The origin of the game Cricket was gradual. Cricket was originated in the vast fields of England, supposedly by shepherds who herded their flock It evolved from various sources like a Scottish sport known as ‘cat-and-dog’ and a thirteenth century pass-time called ‘hand in and hand out’.


India entered the international arena and played its first official Test against England in 1932.


Meanwhile Prince Ranjit Singhji of Nawanagar who had gone to England for further study, made a remarkable name for himself in the game of cricket. He is generally acknowledged as the Father of Indian Cricket although he played only in England.


It is one of the oldest games in the world and it continues to thrive today.


How Cricket is Played


Cricket is played on a grassy field. The Laws of Cricket do not specify the size or shape of the field, but it is often oval. In the centre of the field is a rectangular strip, known as the pitch.


Cricket involves two teams with 11 players on each side. The captain who wins the toss decides whether his team bats or bowls first. If they bat first , their aim is to score a lot of runs and make sure the other team does not reach that score.


The wickets are places on the field, one behind the bowler and the other behind the striker. Each wicket has three stumps that all stand side by side and the top of the stumps are called bails and these will hold the wickets together. The Wicket Keeper or catcher will require a glove to catch the balls thrown in by the fielders as well as by the bowler. The game is started by the striker and non-striker on the field. The non-striker found by the bowler and is partner of the striker, the striker is ready to have the ball pitched or bowled and is ready to hot the ball and send the game into play.


Rules of Cricket

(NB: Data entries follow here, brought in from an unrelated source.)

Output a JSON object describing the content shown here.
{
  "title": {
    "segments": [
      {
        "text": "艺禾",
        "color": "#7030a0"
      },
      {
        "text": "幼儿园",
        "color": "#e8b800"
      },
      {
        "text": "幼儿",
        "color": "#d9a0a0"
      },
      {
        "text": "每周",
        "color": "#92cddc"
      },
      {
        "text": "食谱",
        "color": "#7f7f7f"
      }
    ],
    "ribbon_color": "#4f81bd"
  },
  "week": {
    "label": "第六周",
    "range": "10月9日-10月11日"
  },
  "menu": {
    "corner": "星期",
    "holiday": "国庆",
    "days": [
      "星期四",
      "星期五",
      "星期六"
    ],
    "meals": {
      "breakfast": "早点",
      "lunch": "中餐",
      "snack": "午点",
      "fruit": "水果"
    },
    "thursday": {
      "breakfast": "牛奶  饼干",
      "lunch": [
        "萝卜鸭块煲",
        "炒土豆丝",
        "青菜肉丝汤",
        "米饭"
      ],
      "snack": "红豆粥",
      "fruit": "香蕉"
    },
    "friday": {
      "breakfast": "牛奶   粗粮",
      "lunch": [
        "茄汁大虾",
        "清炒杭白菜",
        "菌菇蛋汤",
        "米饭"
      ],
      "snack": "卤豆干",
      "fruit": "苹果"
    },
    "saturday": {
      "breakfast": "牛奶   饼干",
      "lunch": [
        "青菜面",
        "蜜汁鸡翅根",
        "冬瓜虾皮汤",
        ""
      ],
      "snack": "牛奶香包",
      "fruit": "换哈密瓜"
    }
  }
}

  • Cricket rules state that if the ball is bowled and hits the striking batsman’s wickets the batsman is given out (as long as at least one bail is removed by the ball). It does not matter whether the ball has touched the batsman’s bat, gloves, body or any other part of the batsman. However the ball is not allowed to have touched another player or umpire before hitting the wickets.
  • The umpire’s decision during a game is final in all matters that means no arguing with the umpire, even though you may be sure of his misjudgment. However this is rare these days due to the presence of the third umpire.
  • Members of the fielding team cannot distract the batsmen while he is batting. If in case they do that, the umpire can call a dead ball and award five penalty runs to the batting side’s total.
  • A cricket team consists of eleven players, including a captain. Outside of official competitions, teams can agree to play more than eleven-a-side, though no more than eleven players may field.
  • Players in any innings should not waste time in any way. If they do that the umpire first warns the Captain of the offending team and if it continues then five runs are awarded for the other team.
  • The nonbatting side takes up positions in the field. One man is the bowler (similar to the pitcher in baseball), another is the wicketkeeper (similar to the catcher), and the remaining nine are positioned as the captain or the bowler directs (see the figure). The first batsman (the striker) guards his wicket by standing with at least one foot behind the popping crease. His partner (the nonstriker) waits behind the popping crease at the bowler’s end. The bowler tries to hit the batsman’s wicket or to dismisshim in other ways.
  • All players are responsible to avoid unnecessary damage to the pitch during play. If a fielder damages the pitch then a caution will be issued to the fielding captain. Any repeat action from any fielder during the innings and the umpire will add five runs to the batting side’s total. A batsman who damages the pitch will be cautioned by the umpire. If they do it a second time in the same innings, they’ll get a final warning and any runs scored from that delivery, other than no balls or wides, will be disallowed.
  • The batsman is trying to defend the wicket from getting hit with the ball. He does this with a bat. When he hits the ball with his bat, he may run toward the other wicket. To score a run, the two batsmen must both run from their wicket to the other wicket, as many times as they can. If the ball leaves the field after being hit without bouncing, six runs are scored. If the ball rolls or bounces out, whether or not the batter hit it, it counts as four runs.

Cricket Stadiums in India

  • Green Park : Kanpur
  • Eden Gardens : Kolkata
  • M.A. Chidambaram stadium : Chepauk Chennai
  • Feroz Shah Kotla Ground : Delhi
  • Wankhede Stadium : Mumbai
  • M. Chinnaswamy Stadium : Banglore
  • Nehru Stadium : Chennai
  • Vidarbha C.A. Stadium : Nagpur
  • Barbourne Stadium : Mumbai
  • Sardar Patel Stadium : Motera, Ahmedabad
  • Punjab Cricket Association Stadium : Mohali, Punjab
  • Bombay Gymkhana : Mumbai
  • Rajiv Gandhi Stadium : Cuttack
  • Vidarbha C.A. Stadium : Nagpur
  • Lal Bahadur Shastri Stadium : Hyderabad
  • Sawai Mansingh Stadium : Jaipur
  • K.D. Singh Babu Stadium : Lucknow
  • Bombay Gymkhana : Mumbai
  • Gandhi Stadium : Jalandhar
  • University Ground : Lucknow
  • Sector 16 Stadium : Chandigarh